The Tovar Codex, attributed to the 16th-century Mexican Jesuit Juan de Tovar, contains detailed information about the rites and ceremonies of the Aztecs (also known as Mexica). The codex is illustrated with 51 full-page paintings in watercolor. Strongly influenced by pre-contact pictographic manuscripts, the paintings are of exceptional artistic quality. The manuscript is divided into three sections. The first section is a history of the travels of the Aztecs prior to the arrival of the Spanish. The second section, an illustrated history of the Aztecs, forms the main body of the manuscript. The third section contains the Tovar calendar. In this illustration, from the second section, a mummy is shown seated on a basketwork throne with the glyph of Auitzotl, a crown, feathered ornament made from quetzal plumes, a jade collar, and three men in the background. The mummy has blood coming from it. The mummy of Auitzotl, with his glyph and other symbols of his royalty, is shown in the second stage of the funeral rites of the Aztec, the cremation. The three men in the background represent the slaves who were sacrificed when an emperor died. Auitzotl, or Ahuitzotl (reigned 1486–1502), the eighth Aztec emperor, son of Moctezuma I (or Montezuma) and brother of Axayácatl and Tizoc, enlarged the Aztec Empire to its greatest size. He died of a wasting disease. His funerary rites are described in another important manuscript, the Codex Durán. Auitzotl is represented by the auitzotl or ahuitzote, a kind of spiny rat or otter that lived in the lake on which Tenochtitlan was built.

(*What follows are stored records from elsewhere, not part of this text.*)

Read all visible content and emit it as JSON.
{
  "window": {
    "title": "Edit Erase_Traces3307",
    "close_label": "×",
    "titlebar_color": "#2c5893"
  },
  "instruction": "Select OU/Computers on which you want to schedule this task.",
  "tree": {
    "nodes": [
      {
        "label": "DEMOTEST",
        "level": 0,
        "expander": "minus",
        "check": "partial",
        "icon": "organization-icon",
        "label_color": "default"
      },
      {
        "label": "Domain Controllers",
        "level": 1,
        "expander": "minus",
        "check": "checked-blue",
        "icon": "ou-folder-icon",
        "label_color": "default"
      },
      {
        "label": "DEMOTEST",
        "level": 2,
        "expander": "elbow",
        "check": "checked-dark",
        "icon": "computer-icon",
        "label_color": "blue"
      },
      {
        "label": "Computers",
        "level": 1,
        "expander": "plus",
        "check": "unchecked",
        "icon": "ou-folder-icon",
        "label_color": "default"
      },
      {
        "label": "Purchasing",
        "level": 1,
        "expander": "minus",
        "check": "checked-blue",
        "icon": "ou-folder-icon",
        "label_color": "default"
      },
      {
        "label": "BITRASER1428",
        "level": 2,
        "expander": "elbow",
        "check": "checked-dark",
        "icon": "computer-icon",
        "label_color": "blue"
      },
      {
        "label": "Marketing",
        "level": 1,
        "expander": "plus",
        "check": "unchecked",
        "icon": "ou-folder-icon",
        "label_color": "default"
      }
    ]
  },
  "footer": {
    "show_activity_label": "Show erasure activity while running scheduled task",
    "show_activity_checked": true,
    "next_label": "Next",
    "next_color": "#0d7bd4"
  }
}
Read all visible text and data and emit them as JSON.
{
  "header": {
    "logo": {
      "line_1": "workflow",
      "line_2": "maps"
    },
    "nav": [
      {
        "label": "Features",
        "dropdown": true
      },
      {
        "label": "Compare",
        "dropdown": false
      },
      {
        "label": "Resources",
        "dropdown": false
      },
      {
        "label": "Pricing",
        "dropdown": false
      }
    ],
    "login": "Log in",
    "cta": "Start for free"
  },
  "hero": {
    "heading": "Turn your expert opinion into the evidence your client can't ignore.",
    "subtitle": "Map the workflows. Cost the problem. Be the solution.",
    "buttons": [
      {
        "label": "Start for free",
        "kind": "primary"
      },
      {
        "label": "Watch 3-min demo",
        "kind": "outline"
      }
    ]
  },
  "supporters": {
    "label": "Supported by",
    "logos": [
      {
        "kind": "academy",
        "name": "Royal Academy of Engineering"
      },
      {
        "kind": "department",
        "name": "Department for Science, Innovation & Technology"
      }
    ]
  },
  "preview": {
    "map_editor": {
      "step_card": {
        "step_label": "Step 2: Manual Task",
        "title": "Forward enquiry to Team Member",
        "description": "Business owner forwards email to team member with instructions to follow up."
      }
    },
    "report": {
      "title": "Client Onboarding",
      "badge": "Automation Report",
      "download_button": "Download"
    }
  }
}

To ancient Mexicans, it was a fearful mythological creature, which existed to trap men for the rain god, Tlaloc.

Last updated: June 18, 2015